written by Corinna Kühnapfel
ARTIS UniVie PhD student MacKenzie Trupp gave a presentation on the VDS CoBeNe (Vienna Doctoral School of Cognition Behavior and Neuroscience) PhD Academy (Feb 3-4, 2022) at the University of Vienna. The tile of the presentation was “Who can benefit from Online Art, and How? Aesthetic Responsiveness and the Mediating Role of Pleasure and Meaningful Experiences in Online Art Interventions”.
When experienced in-person, engagement with art has been associated—in a growing body of evidence—with positive outcomes in wellbeing and mental health. Today, on the other hand, art viewing,
cultural engagement, and even ‘trips’ to art museums can take place in several modalities via internet-
enabled computers, smartphones, and even virtual reality.
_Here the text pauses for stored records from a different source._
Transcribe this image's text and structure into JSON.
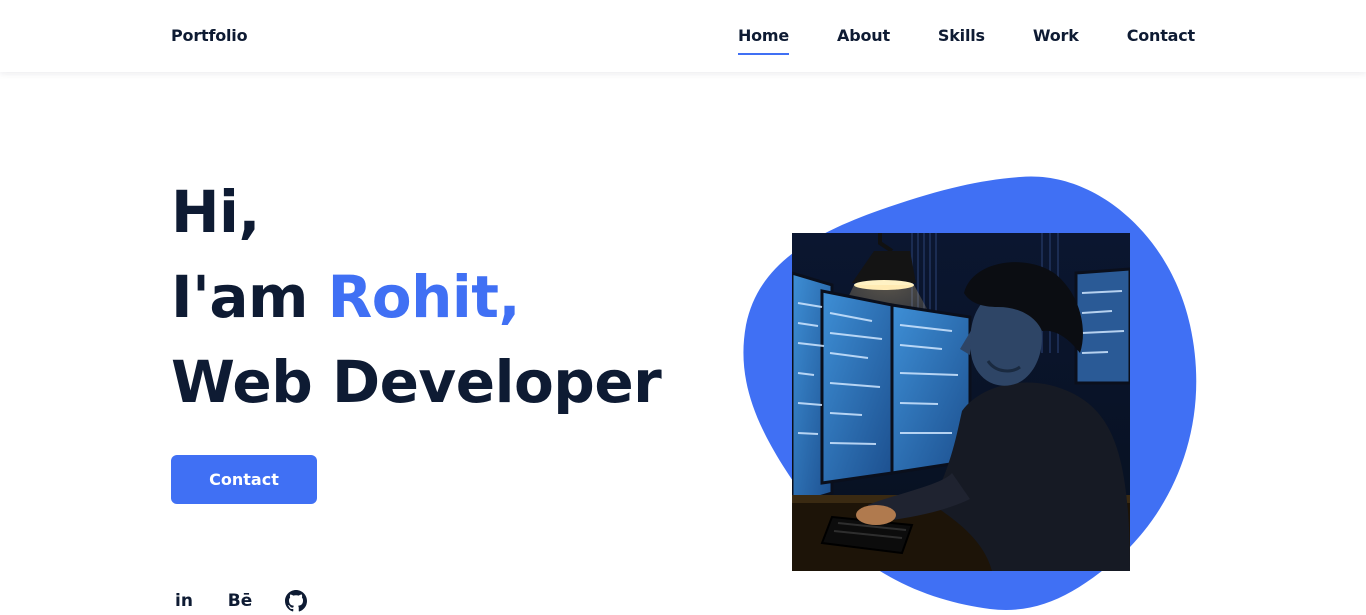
{
  "header": {
    "brand": "Portfolio",
    "nav": [
      {
        "label": "Home",
        "active": true
      },
      {
        "label": "About",
        "active": false
      },
      {
        "label": "Skills",
        "active": false
      },
      {
        "label": "Work",
        "active": false
      },
      {
        "label": "Contact",
        "active": false
      }
    ]
  },
  "hero": {
    "greeting": "Hi,",
    "intro_prefix": "I'am ",
    "name": "Rohit,",
    "role": "Web Developer",
    "cta_label": "Contact"
  },
  "socials": [
    {
      "icon": "linkedin-icon",
      "text": "in"
    },
    {
      "icon": "behance-icon",
      "text": "Bē"
    },
    {
      "icon": "github-icon"
    }
  ],
  "image": {
    "subject": "developer-at-monitors-illustration"
  },
  "colors": {
    "accent": "#4070f4",
    "title": "#0e1b33",
    "background": "#ffffff"
  }
}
In a recent study (Trupp et al, 2021), our author team presented some of the first evidence that online art interventions, using an interactive art
exhibition from Google Arts and Culture featuring waterlily paintings from Monet delivered through the internet, viewed in individuals’ homes, could lead to wellbeing impacts. In the present project, we replicated our past findings, confirming the potential for art online to be a tool to support wellbeing by improving levels of negative mood and anxiety, while providing stronger evidence through a more rigorous design and pre-registered analysis plan. Second, we find trait level aesthetic responsiveness to be a predictor of wellbeing effects, whereas those who are more responsive to art, poetry, and music can benefit more from this online art intervention. Lastly, this effect is mediated by subjective experiences factors; pleasure and meaningfulness. We further discuss the importance of the participants’ experience during art interventions and the differential influence of each subjective experience factor on each wellbeing